→ WORK TO COMPLETE: Below are records; count the lines among them that include the string "Сашими", and state only the number.

→ MATERIAL PROVIDED:
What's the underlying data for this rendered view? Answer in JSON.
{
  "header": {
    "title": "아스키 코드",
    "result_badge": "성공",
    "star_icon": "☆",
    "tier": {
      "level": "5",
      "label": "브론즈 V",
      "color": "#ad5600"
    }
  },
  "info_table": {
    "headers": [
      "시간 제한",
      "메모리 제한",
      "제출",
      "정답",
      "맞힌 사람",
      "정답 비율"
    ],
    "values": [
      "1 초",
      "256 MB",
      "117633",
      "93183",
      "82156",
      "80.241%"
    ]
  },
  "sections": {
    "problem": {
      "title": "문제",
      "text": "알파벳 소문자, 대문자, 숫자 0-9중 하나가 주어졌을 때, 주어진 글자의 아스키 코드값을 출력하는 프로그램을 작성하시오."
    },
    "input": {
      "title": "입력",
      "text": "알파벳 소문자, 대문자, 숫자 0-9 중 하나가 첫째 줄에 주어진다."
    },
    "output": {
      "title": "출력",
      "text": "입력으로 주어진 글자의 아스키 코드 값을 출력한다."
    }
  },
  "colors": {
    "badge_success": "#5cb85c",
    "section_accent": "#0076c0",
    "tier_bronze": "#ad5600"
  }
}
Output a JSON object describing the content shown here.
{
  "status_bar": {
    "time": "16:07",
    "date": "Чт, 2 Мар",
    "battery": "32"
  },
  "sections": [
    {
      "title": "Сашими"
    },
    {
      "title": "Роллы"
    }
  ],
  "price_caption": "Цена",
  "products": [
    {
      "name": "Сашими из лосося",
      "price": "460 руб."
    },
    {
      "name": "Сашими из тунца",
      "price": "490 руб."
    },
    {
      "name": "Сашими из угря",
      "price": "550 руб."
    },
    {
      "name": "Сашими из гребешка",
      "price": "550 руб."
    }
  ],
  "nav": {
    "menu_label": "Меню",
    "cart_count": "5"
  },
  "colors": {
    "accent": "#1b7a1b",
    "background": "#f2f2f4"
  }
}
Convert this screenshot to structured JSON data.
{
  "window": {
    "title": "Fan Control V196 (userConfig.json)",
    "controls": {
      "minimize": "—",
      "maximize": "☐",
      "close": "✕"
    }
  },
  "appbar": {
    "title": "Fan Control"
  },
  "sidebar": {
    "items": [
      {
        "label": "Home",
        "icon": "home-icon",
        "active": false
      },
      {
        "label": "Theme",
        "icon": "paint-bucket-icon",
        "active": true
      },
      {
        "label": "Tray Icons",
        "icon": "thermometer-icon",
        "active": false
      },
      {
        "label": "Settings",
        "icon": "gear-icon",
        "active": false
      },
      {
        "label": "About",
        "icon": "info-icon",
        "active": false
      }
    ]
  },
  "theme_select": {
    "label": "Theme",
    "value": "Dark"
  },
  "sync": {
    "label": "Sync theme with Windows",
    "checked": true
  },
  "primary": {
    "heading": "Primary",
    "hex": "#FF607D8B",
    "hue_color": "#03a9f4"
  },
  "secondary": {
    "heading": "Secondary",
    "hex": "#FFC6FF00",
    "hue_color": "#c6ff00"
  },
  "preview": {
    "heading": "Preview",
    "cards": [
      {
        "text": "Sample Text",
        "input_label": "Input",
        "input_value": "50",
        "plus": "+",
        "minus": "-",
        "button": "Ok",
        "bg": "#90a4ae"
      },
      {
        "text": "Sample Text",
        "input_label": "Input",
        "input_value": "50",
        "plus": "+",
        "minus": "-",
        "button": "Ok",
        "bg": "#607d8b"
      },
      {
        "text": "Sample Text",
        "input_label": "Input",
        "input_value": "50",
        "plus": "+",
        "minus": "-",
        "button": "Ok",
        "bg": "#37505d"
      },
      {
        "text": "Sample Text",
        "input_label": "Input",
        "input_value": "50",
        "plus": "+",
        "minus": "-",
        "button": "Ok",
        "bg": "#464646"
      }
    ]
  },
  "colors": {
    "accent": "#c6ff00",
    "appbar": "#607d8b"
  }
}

→ SOLUTION FOR THIS PROBLEM: 5